Special counsel official quits in protest

Times Staff Writer

James M. Byrne, second in command at the embattled Office of Special Counsel, resigned his post effective Saturday after leaving his boss, Scott J. Bloch, a stinging letter suggesting that Bloch’s “political agendas and personal vendettas” were preventing the agency from fulfilling its mission.

The two-paragraph letter, obtained by The Times, was sent to Bloch last week at a time when the Bush appointee faces a Justice Department inquiry that includes allegations of illegally erasing information on his government computer. James Mitchell, a spokesman for the independent agency, declined to comment on the matter.

Among other responsibilities, the Office of Special Counsel is charged with enforcing the Hatch Act, which restricts electoral campaign activities by federal employees. Byrne, a former Justice Department prosecutor, led a task force investigating the politicization of executive branch agencies during the Bush administration.
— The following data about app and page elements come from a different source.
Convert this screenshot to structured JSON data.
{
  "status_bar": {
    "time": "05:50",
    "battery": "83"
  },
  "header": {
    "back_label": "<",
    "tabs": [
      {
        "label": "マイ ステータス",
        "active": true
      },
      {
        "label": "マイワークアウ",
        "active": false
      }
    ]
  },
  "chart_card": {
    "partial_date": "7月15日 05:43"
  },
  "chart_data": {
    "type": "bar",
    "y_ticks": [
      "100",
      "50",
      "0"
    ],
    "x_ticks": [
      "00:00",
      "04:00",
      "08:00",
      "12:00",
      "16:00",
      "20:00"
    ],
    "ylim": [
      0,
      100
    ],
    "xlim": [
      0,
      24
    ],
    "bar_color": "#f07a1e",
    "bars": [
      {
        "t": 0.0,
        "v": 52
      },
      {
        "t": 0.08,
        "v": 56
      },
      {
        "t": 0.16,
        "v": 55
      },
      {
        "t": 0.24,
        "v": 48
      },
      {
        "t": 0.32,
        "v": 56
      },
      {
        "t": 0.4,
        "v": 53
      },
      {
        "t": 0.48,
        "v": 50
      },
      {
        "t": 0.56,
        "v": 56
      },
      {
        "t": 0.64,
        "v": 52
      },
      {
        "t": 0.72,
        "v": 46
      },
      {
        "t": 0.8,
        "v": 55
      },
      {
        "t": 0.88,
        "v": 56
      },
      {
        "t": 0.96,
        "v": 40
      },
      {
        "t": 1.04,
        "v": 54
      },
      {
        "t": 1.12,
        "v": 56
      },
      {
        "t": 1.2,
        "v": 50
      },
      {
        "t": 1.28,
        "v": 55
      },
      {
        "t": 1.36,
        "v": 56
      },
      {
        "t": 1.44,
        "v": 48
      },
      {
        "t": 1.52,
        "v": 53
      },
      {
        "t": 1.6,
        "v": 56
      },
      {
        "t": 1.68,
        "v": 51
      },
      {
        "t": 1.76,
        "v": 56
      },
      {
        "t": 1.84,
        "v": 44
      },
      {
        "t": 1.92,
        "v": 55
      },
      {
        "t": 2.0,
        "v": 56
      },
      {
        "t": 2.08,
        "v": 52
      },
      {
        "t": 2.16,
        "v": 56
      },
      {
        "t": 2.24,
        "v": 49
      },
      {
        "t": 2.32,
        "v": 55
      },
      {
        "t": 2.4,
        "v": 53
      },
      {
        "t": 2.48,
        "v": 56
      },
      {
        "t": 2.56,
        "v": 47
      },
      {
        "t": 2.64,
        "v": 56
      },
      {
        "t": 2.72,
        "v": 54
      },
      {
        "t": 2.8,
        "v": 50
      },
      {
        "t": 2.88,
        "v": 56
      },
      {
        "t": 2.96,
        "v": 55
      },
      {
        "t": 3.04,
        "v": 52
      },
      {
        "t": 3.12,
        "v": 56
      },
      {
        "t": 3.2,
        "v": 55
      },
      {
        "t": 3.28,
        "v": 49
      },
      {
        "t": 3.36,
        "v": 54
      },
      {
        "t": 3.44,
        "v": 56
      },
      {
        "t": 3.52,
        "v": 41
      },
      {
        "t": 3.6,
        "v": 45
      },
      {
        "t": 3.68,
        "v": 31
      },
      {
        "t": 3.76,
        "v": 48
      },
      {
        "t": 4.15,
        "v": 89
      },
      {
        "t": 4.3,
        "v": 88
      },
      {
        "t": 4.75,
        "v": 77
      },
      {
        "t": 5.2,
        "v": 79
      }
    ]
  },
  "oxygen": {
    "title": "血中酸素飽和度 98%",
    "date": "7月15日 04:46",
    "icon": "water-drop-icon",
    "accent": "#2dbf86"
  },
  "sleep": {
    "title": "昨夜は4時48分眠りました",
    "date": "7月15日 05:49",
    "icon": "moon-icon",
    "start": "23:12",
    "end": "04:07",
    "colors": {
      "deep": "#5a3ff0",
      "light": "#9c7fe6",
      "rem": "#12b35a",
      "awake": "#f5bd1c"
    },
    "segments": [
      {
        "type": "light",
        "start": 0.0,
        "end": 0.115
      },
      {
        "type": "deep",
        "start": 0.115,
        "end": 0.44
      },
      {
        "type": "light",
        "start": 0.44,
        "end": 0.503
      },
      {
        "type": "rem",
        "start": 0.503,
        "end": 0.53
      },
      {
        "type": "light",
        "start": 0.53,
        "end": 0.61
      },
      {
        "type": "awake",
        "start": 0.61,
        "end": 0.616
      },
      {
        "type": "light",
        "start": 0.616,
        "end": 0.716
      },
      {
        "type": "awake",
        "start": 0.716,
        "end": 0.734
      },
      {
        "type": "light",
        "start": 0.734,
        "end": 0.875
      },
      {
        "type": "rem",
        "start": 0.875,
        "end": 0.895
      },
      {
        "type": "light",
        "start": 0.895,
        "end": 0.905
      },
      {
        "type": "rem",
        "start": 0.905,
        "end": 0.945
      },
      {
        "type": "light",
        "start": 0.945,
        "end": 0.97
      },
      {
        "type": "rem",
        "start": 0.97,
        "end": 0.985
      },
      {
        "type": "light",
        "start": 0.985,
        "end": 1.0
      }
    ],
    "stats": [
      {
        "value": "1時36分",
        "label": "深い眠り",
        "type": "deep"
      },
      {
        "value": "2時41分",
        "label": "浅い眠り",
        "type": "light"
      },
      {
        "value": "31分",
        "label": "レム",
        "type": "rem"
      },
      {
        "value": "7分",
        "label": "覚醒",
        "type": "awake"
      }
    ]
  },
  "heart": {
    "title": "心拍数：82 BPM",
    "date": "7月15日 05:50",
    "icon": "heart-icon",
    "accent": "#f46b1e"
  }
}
When the investigation was first announced, some outside advocacy groups challenged whether Bloch, a Republican appointee with a controversial record, would conduct a thorough, aggressive inquiry. Byrne, who has a background in high-profile criminal investigations, gave the team experience and credibility.

Bloch has drawn attention almost since President Bush appointed him to run the Office of Special Counsel. In 2006, Bloch announced he was investigating presidential advisor Karl Rove in connection with the probe of executive branch agencies. He also looked into the firings of U.S. attorneys by the Justice Department.

Bloch has been dogged by complaints that he retaliated against, harassed and intimidated employees of the agencies. In May, federal agents raided his home and office as part of a federal investigation into those charges.

During his tenure with Bloch, Byrne oversaw some well-publicized investigations. His inquiry into political briefings at the General Services Administration was followed by the resignation of the former chief of the agency, Lurita Alexis Doan.

In addition, his task force was actively investigating complaints about politicization and other problems at the Justice Department, including in some U.S. attorneys’ offices.

Under Byrne’s leadership, the Office of Special Counsel also pursued an investigation of Federal Aviation Administration decision-making inspired by whistle-blowers’ complaints.

In his departing letter, Byrne chastised his boss but praised the agency’s staff.

His concerns about Bloch were echoed in more detail Thursday by an outside reform advocacy group, the Project on Government Oversight. The organization’s executive director, Danielle Brian, wrote White House Chief of Staff Joshua B. Bolten that Byrne’s departure “removes a vital barrier protecting the OSC’s staff from further retaliation and intimidation by Mr. Bloch and signals a disturbing downward spiral for the agency.”

Her letter said that more than 20 employees had been subpoenaed to appear before a grand jury investigating Bloch’s behavior.

“It is an untenable situation that witnesses continue to be subjected to the supervision of Mr. Bloch while they are being called upon to provide evidence to the grand jury concerning his wrongdoing,” she wrote.